--- Exercise objective ---
In the entries below, find each line where the word "JSON" appears and give only the total count of such lines.

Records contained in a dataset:
======
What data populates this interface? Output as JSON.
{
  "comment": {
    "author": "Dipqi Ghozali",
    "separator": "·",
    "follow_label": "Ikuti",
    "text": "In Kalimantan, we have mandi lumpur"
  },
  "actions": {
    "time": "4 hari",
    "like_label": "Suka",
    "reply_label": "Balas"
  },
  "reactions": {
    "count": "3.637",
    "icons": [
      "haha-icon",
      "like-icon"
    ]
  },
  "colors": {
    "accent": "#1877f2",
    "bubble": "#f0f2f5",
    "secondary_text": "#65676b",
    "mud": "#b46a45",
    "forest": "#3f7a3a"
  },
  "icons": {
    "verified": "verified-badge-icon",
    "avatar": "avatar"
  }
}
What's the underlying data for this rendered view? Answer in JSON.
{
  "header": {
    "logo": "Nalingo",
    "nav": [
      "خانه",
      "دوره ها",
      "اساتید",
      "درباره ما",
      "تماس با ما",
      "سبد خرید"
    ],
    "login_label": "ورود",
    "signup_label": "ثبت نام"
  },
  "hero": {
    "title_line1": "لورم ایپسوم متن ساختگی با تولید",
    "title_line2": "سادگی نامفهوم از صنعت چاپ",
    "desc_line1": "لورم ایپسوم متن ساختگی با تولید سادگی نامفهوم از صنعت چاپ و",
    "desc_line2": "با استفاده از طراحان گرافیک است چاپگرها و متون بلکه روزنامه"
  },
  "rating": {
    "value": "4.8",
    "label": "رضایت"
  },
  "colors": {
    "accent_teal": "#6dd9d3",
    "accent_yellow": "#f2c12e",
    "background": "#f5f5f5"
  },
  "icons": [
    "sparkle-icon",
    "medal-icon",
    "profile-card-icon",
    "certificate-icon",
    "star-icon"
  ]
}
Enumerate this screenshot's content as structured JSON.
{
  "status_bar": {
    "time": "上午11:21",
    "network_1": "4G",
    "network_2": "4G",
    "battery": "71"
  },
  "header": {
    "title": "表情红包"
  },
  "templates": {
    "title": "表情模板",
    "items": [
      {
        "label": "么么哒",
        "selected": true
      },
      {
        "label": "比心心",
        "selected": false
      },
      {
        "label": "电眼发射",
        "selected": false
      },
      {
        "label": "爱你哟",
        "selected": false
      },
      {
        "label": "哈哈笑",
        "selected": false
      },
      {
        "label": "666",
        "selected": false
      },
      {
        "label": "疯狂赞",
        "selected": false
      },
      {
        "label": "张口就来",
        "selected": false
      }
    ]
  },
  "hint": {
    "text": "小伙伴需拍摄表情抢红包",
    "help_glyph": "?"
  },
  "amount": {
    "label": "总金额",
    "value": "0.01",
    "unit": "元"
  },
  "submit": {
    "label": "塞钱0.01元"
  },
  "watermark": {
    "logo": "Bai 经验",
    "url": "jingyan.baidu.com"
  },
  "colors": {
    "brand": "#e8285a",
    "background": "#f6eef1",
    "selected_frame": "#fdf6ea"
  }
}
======
--- Result of this task ---
3